People, is the ultimate subject matter, because of its complexity, diversity, and its endless possibilities. I see the mark of the material world on each individual; in the material world itself, I see the trace left by each individual’s consciousness, that which is formless, but also timeless. I record them in my mind as well as on film. I attempt to record people, their environment, and the particular atmosphere that moved me. I often think an environment without humans is dull and soulless; similarly, a human being independent of his environment appears pale and lost. I attempt to express the fluid nature of time in a 2-dimentional media – a still picture. My pictures are very personal. At the time when they record the reality around me, they also record my thoughts and my mood. I enjoy traveling alone and experiencing the wonders of nature and society. There were moments, however, when camera and film were rendered useless, while my soul remained receptive and the exposure at its utmost clarity.

In 1991, on the road to Tibet, I hailed a truck, asking the driver to drop me off at Lhasa. As the truck climbed up the Tibetan highland, we were surrounded by the snow covered mountain peaks, and humbled by the immense, wild power of their beauty. The macho-looking Tibetan truck driver turned on his tape recorder, a soprano’s lone voice filled the small cabin with a Tibetan folk lore, no words were spoken as we took turns gulping down strong sorghum wine. During that journey, I didn’t take out my camera, because my lens could not hold such absolute purity and immensity…
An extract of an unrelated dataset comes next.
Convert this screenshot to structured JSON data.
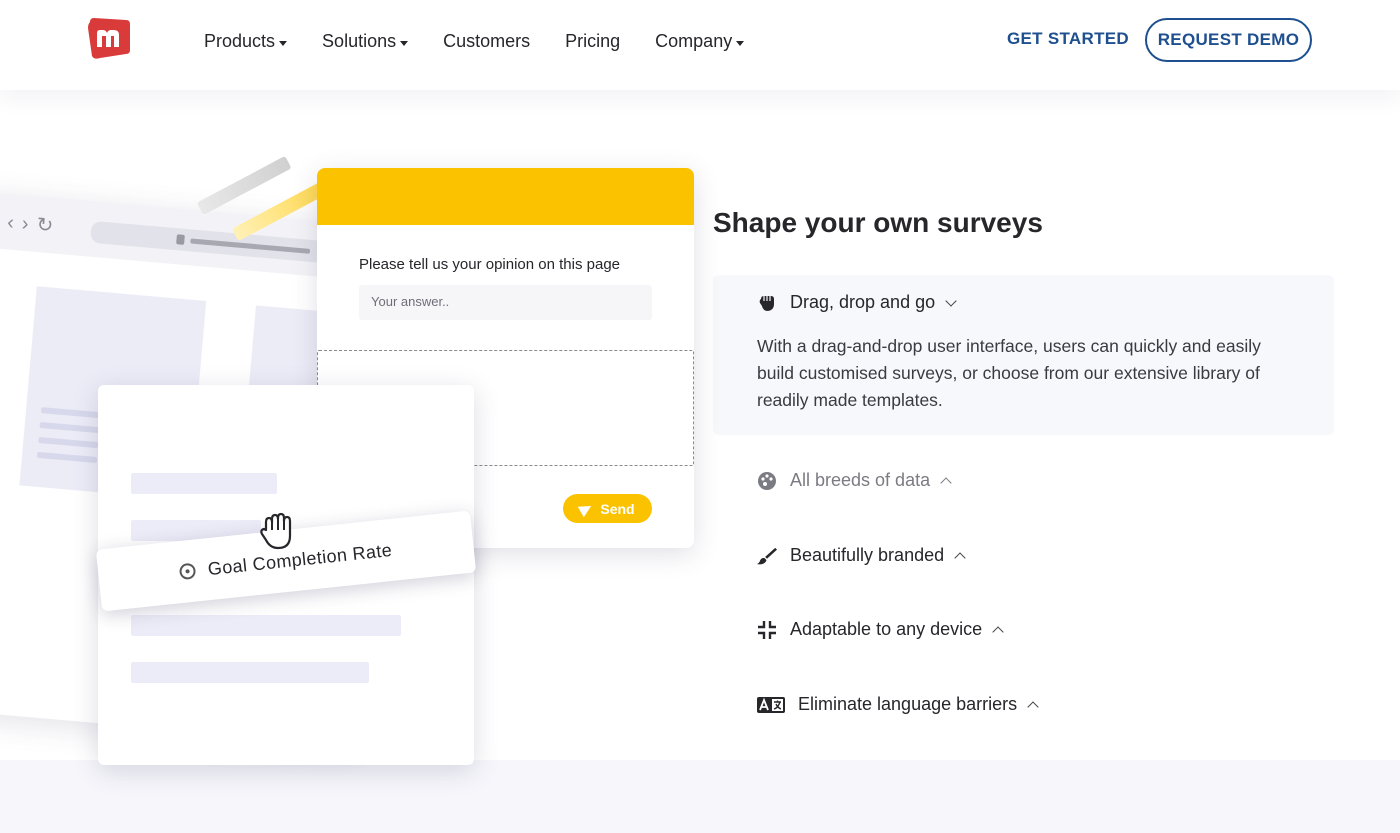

During the same year, I couldn’t get into Xi-Shuang-Ban-Na due to the lack of an authorized travel permit. Looking for a way to get in illegally, I met a few newly released drug-dealers in a border town bar. They claimed that they could sneak me into the region further up the River of Lan-Cang. That night, we camped by the river side. Out of cautiousness, I tied all my photo equipments and luggage around my body. It was a sleepless night, and not the least because of the bumpy pebbles beneath my sleeping bag. However, as the trip continued, they befriended me, doubled as my porters, and never betrayed me in any small way. During that trip, I didn’t take out my camera, because film can not record the complexity of such contrast…

In 1999, at a Native American tribe of New Mexico, the sun was setting as people started their annual Sun Dance. When the yellow dust rose above their dancing feet, a rainbow colored cloud slowly materialized above us. That moment, I didn’t take out my camera, because the shutter can not capture the dance of their spirit…

When I first stood before the majestic mountains of the Tibetan highland, I realized the vulnerability of human beings. Although we each possess our own world, as the most intelligent creatures of this earth, we are equal and are blessed with the common humanity. Diverse environments created diverse social groups, and various social groups formed this kaleidoscope world. To understand and to know others as I understand and know myself has become the eternal compass in all my travels. I believe that the gap between you and me can only be measured and filled by this understanding.


Aly Song